“You’ve got to give Robert Saleh an abundance of credit. You have to give him an unusual amount of credit, and I don’t think he’s getting enough credit not only here but in the league, in general,” Sherman said of Saleh after San Francisco’s 23-20 win over the Los Angeles Rams in November, per video provided by the 49ers. “I expect him to be a head coach next year, because of what he’s able to do,” Sherman said. “He’s able to rally men. He’s a leader of men, and that goes a long way.”
In that game, Sherman’s clutch interception of Jared Goff helped push the 49ers to the first win for a SoFi Stadium history. Los Angeles earned 308 yards and tallied only a dozen first downs in the triumph. Sherman would later tell Sports Illustrated’s Albert Breer that Saleh “had” to get the Detroit job.
“He’s a great leader of men. And he’s not stubborn,” Sherman said. “He doesn’t just think he has all the answers. He comes up with a great plan and evolves it with his players.”
Sherman might not have gotten his de facto wish of Saleh in Detroit but he seems happy for him nonetheless. He wasn’t the only one celebrating his New York arrival, with Quinnen Williams likewise joining the chorus. The Gase hire seemed to be appreciated only by the hot take artists like Colin Cowherd (who infamously demanded AFC title game tickets), with players mostly keeping to themselves. Some of Gase’s most vital constituents (i.e. Robby Anderson) wound up fleeing.
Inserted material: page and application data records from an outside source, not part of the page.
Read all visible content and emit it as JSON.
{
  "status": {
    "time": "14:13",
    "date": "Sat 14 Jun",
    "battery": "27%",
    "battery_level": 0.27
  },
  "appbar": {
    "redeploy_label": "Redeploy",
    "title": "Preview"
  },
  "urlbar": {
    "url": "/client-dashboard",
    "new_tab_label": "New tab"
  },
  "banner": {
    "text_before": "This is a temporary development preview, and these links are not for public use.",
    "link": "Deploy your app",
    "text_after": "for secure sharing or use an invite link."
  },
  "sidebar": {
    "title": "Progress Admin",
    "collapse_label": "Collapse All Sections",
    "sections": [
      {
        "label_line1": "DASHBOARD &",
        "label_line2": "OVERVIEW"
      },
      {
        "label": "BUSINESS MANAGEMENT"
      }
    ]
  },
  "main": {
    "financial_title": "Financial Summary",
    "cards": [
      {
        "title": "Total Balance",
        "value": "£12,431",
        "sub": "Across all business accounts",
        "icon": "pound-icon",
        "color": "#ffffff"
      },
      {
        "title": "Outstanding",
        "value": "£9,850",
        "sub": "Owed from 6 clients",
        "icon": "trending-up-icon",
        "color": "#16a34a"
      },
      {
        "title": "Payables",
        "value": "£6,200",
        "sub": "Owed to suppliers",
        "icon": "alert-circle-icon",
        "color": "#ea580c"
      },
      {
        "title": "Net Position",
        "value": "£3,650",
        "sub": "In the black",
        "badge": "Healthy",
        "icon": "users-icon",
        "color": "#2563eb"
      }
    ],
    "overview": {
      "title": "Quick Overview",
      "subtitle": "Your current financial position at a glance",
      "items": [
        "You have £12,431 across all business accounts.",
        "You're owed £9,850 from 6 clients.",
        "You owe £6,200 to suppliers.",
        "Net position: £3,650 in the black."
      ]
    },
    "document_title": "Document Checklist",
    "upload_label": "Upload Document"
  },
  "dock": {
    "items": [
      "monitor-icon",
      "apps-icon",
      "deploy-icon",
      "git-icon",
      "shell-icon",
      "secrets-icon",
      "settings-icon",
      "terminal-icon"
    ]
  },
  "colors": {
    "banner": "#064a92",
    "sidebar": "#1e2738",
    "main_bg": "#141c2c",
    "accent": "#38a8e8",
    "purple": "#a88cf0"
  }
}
With Saleh being welcomed with apparent open arms, it’s a swift, welcome departure and change of pace for the organization. From at least the outlook, the Jets are a destination that doesn’t seem so garish in the ultimate long run.
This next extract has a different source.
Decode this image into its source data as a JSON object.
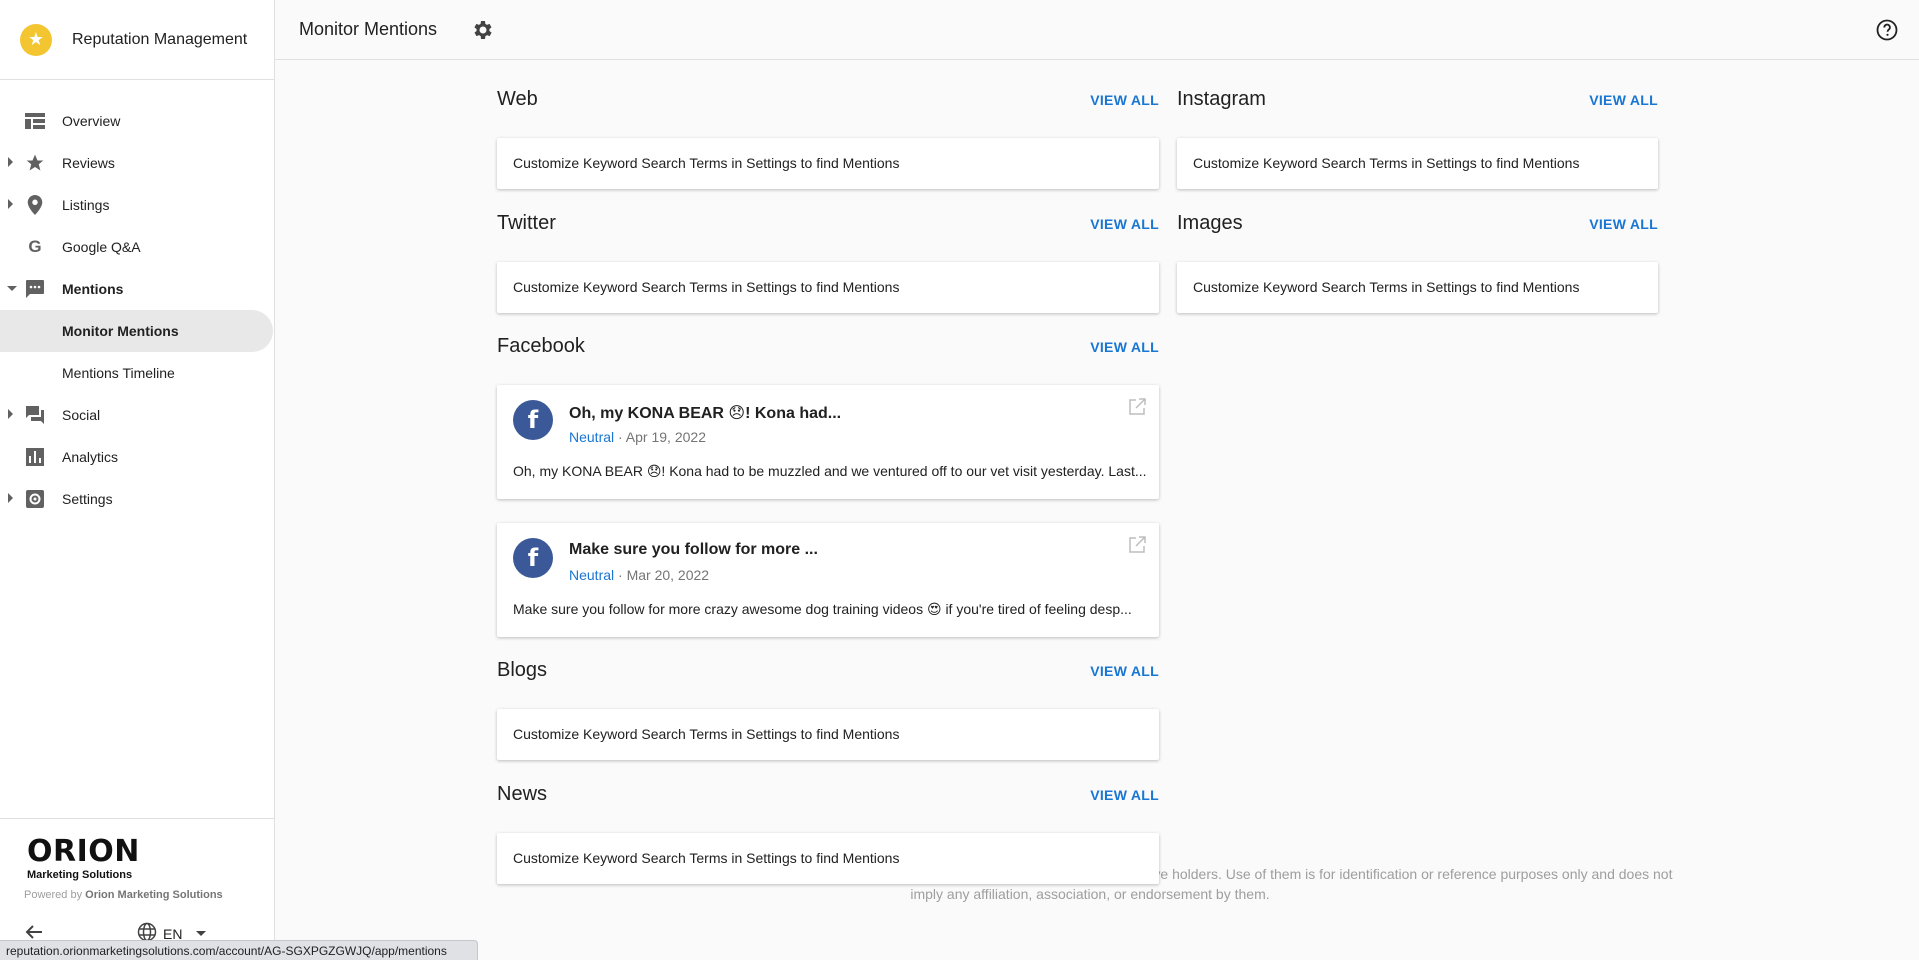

The Jets are in dire need of any positivity flowing in the organization. At least in the infantile going, Saleh is providing the best surge in a long, long time.
New York Liberty legend Teresa Weatherspoon will serve as a full-time assistant coach under Stan Van Gundy.
Teresa Weatherspoon and a Van Gundy indirectly united to create hardwood magic at the turn of the century in the Big Apple. That magic is on its way to the Big Easy.
The New Orleans Pelicans announced a series of adjustments to their coaching staff on Monday, headlined by the promotion of Weatherspoon, who will take a full-time assistant coach position with the NBA franchise. She will work under newly-minted head coach Stan Van Gundy, the brother of former New York Knicks boss Jeff, whose New York tenure (1996-2001) overlapped with Weatherspoon’s glory days.
Weatherspoon, 54, joined the team last season as a player development coach and spent her time between the Pelicans and the Erie BayHawks, their G League affiliate. Now, Weatherspoon becomes the eighth woman to serve on an NBA bench, joining fellow Liberty legend and longtime San Antonio Spurs assistant Becky Hammon.
Weatherspoon partook in the first seven seasons of Liberty basketball (1997-2003), appearing in five WNBA All-Star Games and three WNBA Finals. She is perhaps best known for launching the most famous shot in WNBA history, a desperation three-pointer from beyond half-court that allowed the Liberty to steal a Finals win from the Houston Comets in the 1999 championship series. Weatherspoon also earned the first two WNBA Defensive Player of the Year Awards and currently ranks 12th all-time in assists (1,338) and 21st in steals (465). Induction into the Naismith Memorial Memorial Basketball Hall of Fame awaited Weatherspoon last season. She has since been named to the WNBA’s anniversary teams in 2011 and 2016.
Weatherspoon retired after a single season in Los Angeles in 2004. Since then, she has been involved in several coaching positions, including a variety of front office and player development roles with the Liberty in the six seasons before receiving the call from New Orleans. She also served as the head coach at her alma mater of Louisiana Tech for five-plus seasons (2009-14), taking them to a pair of NCAA Women’s Basketball Tournaments (2010, 2011).
Another New Orleans hire with a local connection is Beno Udrih, The two-time NBA champion and former first-round pick spent part of last year’s shortened G League campaign with the Knicks’ affiliate in Westchester as an assistant, his first coaching position.